What is expected. Omit the pictures and return every entry exactly as written.

Data for analysis.
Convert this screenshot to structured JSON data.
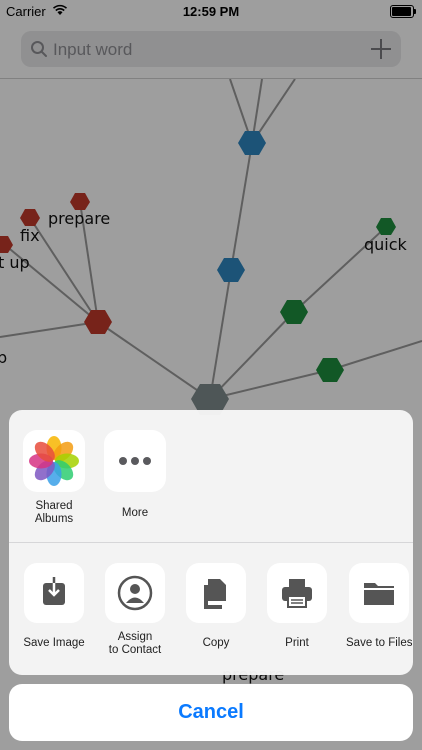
{
  "status_bar": {
    "carrier": "Carrier",
    "time": "12:59 PM"
  },
  "search": {
    "placeholder": "Input word"
  },
  "graph": {
    "labels": {
      "prepare_top": "prepare",
      "fix": "fix",
      "cut_up": "t up",
      "quick": "quick",
      "p_left": "p",
      "prepare_bottom": "prepare"
    },
    "colors": {
      "red": "#c0392b",
      "blue": "#2e86c1",
      "green": "#1e8e3e",
      "gray": "#7f8c8d"
    }
  },
  "share_sheet": {
    "apps": [
      {
        "label": "Shared Albums",
        "icon": "photos-icon"
      },
      {
        "label": "More",
        "icon": "more-icon"
      }
    ],
    "actions": [
      {
        "label": "Save Image",
        "icon": "save-image-icon"
      },
      {
        "label": "Assign to Contact",
        "icon": "contact-icon"
      },
      {
        "label": "Copy",
        "icon": "copy-icon"
      },
      {
        "label": "Print",
        "icon": "print-icon"
      },
      {
        "label": "Save to Files",
        "icon": "folder-icon"
      }
    ],
    "cancel_label": "Cancel"
  },
  "colors": {
    "accent": "#0a7aff"
  }
}
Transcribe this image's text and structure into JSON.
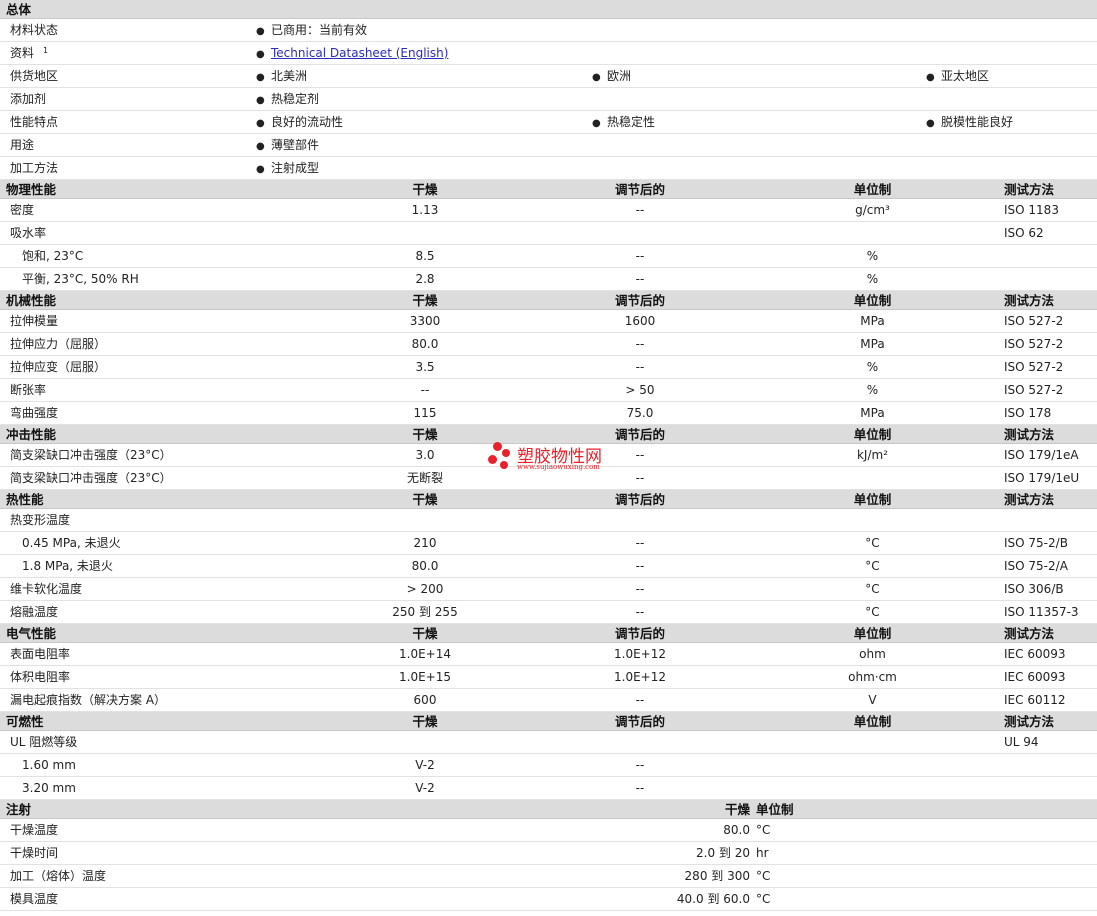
{
  "general": {
    "header": "总体",
    "rows": [
      {
        "label": "材料状态",
        "items": [
          "已商用：当前有效"
        ]
      },
      {
        "label": "资料",
        "sup": "1",
        "items": [
          "Technical Datasheet (English)"
        ],
        "link": true
      },
      {
        "label": "供货地区",
        "items": [
          "北美洲",
          "欧洲",
          "亚太地区"
        ]
      },
      {
        "label": "添加剂",
        "items": [
          "热稳定剂"
        ]
      },
      {
        "label": "性能特点",
        "items": [
          "良好的流动性",
          "热稳定性",
          "脱模性能良好"
        ]
      },
      {
        "label": "用途",
        "items": [
          "薄壁部件"
        ]
      },
      {
        "label": "加工方法",
        "items": [
          "注射成型"
        ]
      }
    ]
  },
  "columns": {
    "dry": "干燥",
    "conditioned": "调节后的",
    "unit": "单位制",
    "test": "测试方法"
  },
  "sections": [
    {
      "title": "物理性能",
      "rows": [
        {
          "label": "密度",
          "dry": "1.13",
          "cond": "--",
          "unit": "g/cm³",
          "test": "ISO 1183"
        },
        {
          "label": "吸水率",
          "dry": "",
          "cond": "",
          "unit": "",
          "test": "ISO 62"
        },
        {
          "label": "饱和, 23°C",
          "indent": true,
          "dry": "8.5",
          "cond": "--",
          "unit": "%",
          "test": ""
        },
        {
          "label": "平衡, 23°C, 50% RH",
          "indent": true,
          "dry": "2.8",
          "cond": "--",
          "unit": "%",
          "test": ""
        }
      ]
    },
    {
      "title": "机械性能",
      "rows": [
        {
          "label": "拉伸模量",
          "dry": "3300",
          "cond": "1600",
          "unit": "MPa",
          "test": "ISO 527-2"
        },
        {
          "label": "拉伸应力（屈服）",
          "dry": "80.0",
          "cond": "--",
          "unit": "MPa",
          "test": "ISO 527-2"
        },
        {
          "label": "拉伸应变（屈服）",
          "dry": "3.5",
          "cond": "--",
          "unit": "%",
          "test": "ISO 527-2"
        },
        {
          "label": "断张率",
          "dry": "--",
          "cond": "> 50",
          "unit": "%",
          "test": "ISO 527-2"
        },
        {
          "label": "弯曲强度",
          "dry": "115",
          "cond": "75.0",
          "unit": "MPa",
          "test": "ISO 178"
        }
      ]
    },
    {
      "title": "冲击性能",
      "rows": [
        {
          "label": "简支梁缺口冲击强度（23°C）",
          "dry": "3.0",
          "cond": "--",
          "unit": "kJ/m²",
          "test": "ISO 179/1eA"
        },
        {
          "label": "简支梁缺口冲击强度（23°C）",
          "dry": "无断裂",
          "cond": "--",
          "unit": "",
          "test": "ISO 179/1eU"
        }
      ]
    },
    {
      "title": "热性能",
      "rows": [
        {
          "label": "热变形温度",
          "dry": "",
          "cond": "",
          "unit": "",
          "test": ""
        },
        {
          "label": "0.45 MPa, 未退火",
          "indent": true,
          "dry": "210",
          "cond": "--",
          "unit": "°C",
          "test": "ISO 75-2/B"
        },
        {
          "label": "1.8 MPa, 未退火",
          "indent": true,
          "dry": "80.0",
          "cond": "--",
          "unit": "°C",
          "test": "ISO 75-2/A"
        },
        {
          "label": "维卡软化温度",
          "dry": "> 200",
          "cond": "--",
          "unit": "°C",
          "test": "ISO 306/B"
        },
        {
          "label": "熔融温度",
          "dry": "250 到  255",
          "cond": "--",
          "unit": "°C",
          "test": "ISO 11357-3"
        }
      ]
    },
    {
      "title": "电气性能",
      "rows": [
        {
          "label": "表面电阻率",
          "dry": "1.0E+14",
          "cond": "1.0E+12",
          "unit": "ohm",
          "test": "IEC 60093"
        },
        {
          "label": "体积电阻率",
          "dry": "1.0E+15",
          "cond": "1.0E+12",
          "unit": "ohm·cm",
          "test": "IEC 60093"
        },
        {
          "label": "漏电起痕指数（解决方案  A）",
          "dry": "600",
          "cond": "--",
          "unit": "V",
          "test": "IEC 60112"
        }
      ]
    },
    {
      "title": "可燃性",
      "rows": [
        {
          "label": "UL 阻燃等级",
          "dry": "",
          "cond": "",
          "unit": "",
          "test": "UL 94"
        },
        {
          "label": "1.60 mm",
          "indent": true,
          "dry": "V-2",
          "cond": "--",
          "unit": "",
          "test": ""
        },
        {
          "label": "3.20 mm",
          "indent": true,
          "dry": "V-2",
          "cond": "--",
          "unit": "",
          "test": ""
        }
      ]
    }
  ],
  "injection": {
    "title": "注射",
    "dry_header": "干燥",
    "unit_header": "单位制",
    "rows": [
      {
        "label": "干燥温度",
        "value": "80.0",
        "unit": "°C"
      },
      {
        "label": "干燥时间",
        "value": "2.0 到  20",
        "unit": "hr"
      },
      {
        "label": "加工（熔体）温度",
        "value": "280 到  300",
        "unit": "°C"
      },
      {
        "label": "模具温度",
        "value": "40.0 到  60.0",
        "unit": "°C"
      }
    ]
  },
  "watermark": {
    "text": "塑胶物性网",
    "url": "www.sujiaowuxing.com",
    "color": "#e8212a"
  }
}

Exercise solution.
Convert this screenshot to structured JSON data.
{
  "status_bar": {
    "carrier": "Carrier",
    "time": "12:59 PM"
  },
  "search": {
    "placeholder": "Input word"
  },
  "graph": {
    "labels": {
      "prepare_top": "prepare",
      "fix": "fix",
      "cut_up": "t up",
      "quick": "quick",
      "p_left": "p",
      "prepare_bottom": "prepare"
    },
    "colors": {
      "red": "#c0392b",
      "blue": "#2e86c1",
      "green": "#1e8e3e",
      "gray": "#7f8c8d"
    }
  },
  "share_sheet": {
    "apps": [
      {
        "label": "Shared Albums",
        "icon": "photos-icon"
      },
      {
        "label": "More",
        "icon": "more-icon"
      }
    ],
    "actions": [
      {
        "label": "Save Image",
        "icon": "save-image-icon"
      },
      {
        "label": "Assign to Contact",
        "icon": "contact-icon"
      },
      {
        "label": "Copy",
        "icon": "copy-icon"
      },
      {
        "label": "Print",
        "icon": "print-icon"
      },
      {
        "label": "Save to Files",
        "icon": "folder-icon"
      }
    ],
    "cancel_label": "Cancel"
  },
  "colors": {
    "accent": "#0a7aff"
  }
}
Transcribe this image's text and structure into JSON.
{
  "general": {
    "header": "总体",
    "rows": [
      {
        "label": "材料状态",
        "items": [
          "已商用：当前有效"
        ]
      },
      {
        "label": "资料",
        "sup": "1",
        "items": [
          "Technical Datasheet (English)"
        ],
        "link": true
      },
      {
        "label": "供货地区",
        "items": [
          "北美洲",
          "欧洲",
          "亚太地区"
        ]
      },
      {
        "label": "添加剂",
        "items": [
          "热稳定剂"
        ]
      },
      {
        "label": "性能特点",
        "items": [
          "良好的流动性",
          "热稳定性",
          "脱模性能良好"
        ]
      },
      {
        "label": "用途",
        "items": [
          "薄壁部件"
        ]
      },
      {
        "label": "加工方法",
        "items": [
          "注射成型"
        ]
      }
    ]
  },
  "columns": {
    "dry": "干燥",
    "conditioned": "调节后的",
    "unit": "单位制",
    "test": "测试方法"
  },
  "sections": [
    {
      "title": "物理性能",
      "rows": [
        {
          "label": "密度",
          "dry": "1.13",
          "cond": "--",
          "unit": "g/cm³",
          "test": "ISO 1183"
        },
        {
          "label": "吸水率",
          "dry": "",
          "cond": "",
          "unit": "",
          "test": "ISO 62"
        },
        {
          "label": "饱和, 23°C",
          "indent": true,
          "dry": "8.5",
          "cond": "--",
          "unit": "%",
          "test": ""
        },
        {
          "label": "平衡, 23°C, 50% RH",
          "indent": true,
          "dry": "2.8",
          "cond": "--",
          "unit": "%",
          "test": ""
        }
      ]
    },
    {
      "title": "机械性能",
      "rows": [
        {
          "label": "拉伸模量",
          "dry": "3300",
          "cond": "1600",
          "unit": "MPa",
          "test": "ISO 527-2"
        },
        {
          "label": "拉伸应力（屈服）",
          "dry": "80.0",
          "cond": "--",
          "unit": "MPa",
          "test": "ISO 527-2"
        },
        {
          "label": "拉伸应变（屈服）",
          "dry": "3.5",
          "cond": "--",
          "unit": "%",
          "test": "ISO 527-2"
        },
        {
          "label": "断张率",
          "dry": "--",
          "cond": "> 50",
          "unit": "%",
          "test": "ISO 527-2"
        },
        {
          "label": "弯曲强度",
          "dry": "115",
          "cond": "75.0",
          "unit": "MPa",
          "test": "ISO 178"
        }
      ]
    },
    {
      "title": "冲击性能",
      "rows": [
        {
          "label": "简支梁缺口冲击强度（23°C）",
          "dry": "3.0",
          "cond": "--",
          "unit": "kJ/m²",
          "test": "ISO 179/1eA"
        },
        {
          "label": "简支梁缺口冲击强度（23°C）",
          "dry": "无断裂",
          "cond": "--",
          "unit": "",
          "test": "ISO 179/1eU"
        }
      ]
    },
    {
      "title": "热性能",
      "rows": [
        {
          "label": "热变形温度",
          "dry": "",
          "cond": "",
          "unit": "",
          "test": ""
        },
        {
          "label": "0.45 MPa, 未退火",
          "indent": true,
          "dry": "210",
          "cond": "--",
          "unit": "°C",
          "test": "ISO 75-2/B"
        },
        {
          "label": "1.8 MPa, 未退火",
          "indent": true,
          "dry": "80.0",
          "cond": "--",
          "unit": "°C",
          "test": "ISO 75-2/A"
        },
        {
          "label": "维卡软化温度",
          "dry": "> 200",
          "cond": "--",
          "unit": "°C",
          "test": "ISO 306/B"
        },
        {
          "label": "熔融温度",
          "dry": "250 到  255",
          "cond": "--",
          "unit": "°C",
          "test": "ISO 11357-3"
        }
      ]
    },
    {
      "title": "电气性能",
      "rows": [
        {
          "label": "表面电阻率",
          "dry": "1.0E+14",
          "cond": "1.0E+12",
          "unit": "ohm",
          "test": "IEC 60093"
        },
        {
          "label": "体积电阻率",
          "dry": "1.0E+15",
          "cond": "1.0E+12",
          "unit": "ohm·cm",
          "test": "IEC 60093"
        },
        {
          "label": "漏电起痕指数（解决方案  A）",
          "dry": "600",
          "cond": "--",
          "unit": "V",
          "test": "IEC 60112"
        }
      ]
    },
    {
      "title": "可燃性",
      "rows": [
        {
          "label": "UL 阻燃等级",
          "dry": "",
          "cond": "",
          "unit": "",
          "test": "UL 94"
        },
        {
          "label": "1.60 mm",
          "indent": true,
          "dry": "V-2",
          "cond": "--",
          "unit": "",
          "test": ""
        },
        {
          "label": "3.20 mm",
          "indent": true,
          "dry": "V-2",
          "cond": "--",
          "unit": "",
          "test": ""
        }
      ]
    }
  ],
  "injection": {
    "title": "注射",
    "dry_header": "干燥",
    "unit_header": "单位制",
    "rows": [
      {
        "label": "干燥温度",
        "value": "80.0",
        "unit": "°C"
      },
      {
        "label": "干燥时间",
        "value": "2.0 到  20",
        "unit": "hr"
      },
      {
        "label": "加工（熔体）温度",
        "value": "280 到  300",
        "unit": "°C"
      },
      {
        "label": "模具温度",
        "value": "40.0 到  60.0",
        "unit": "°C"
      }
    ]
  },
  "watermark": {
    "text": "塑胶物性网",
    "url": "www.sujiaowuxing.com",
    "color": "#e8212a"
  }
}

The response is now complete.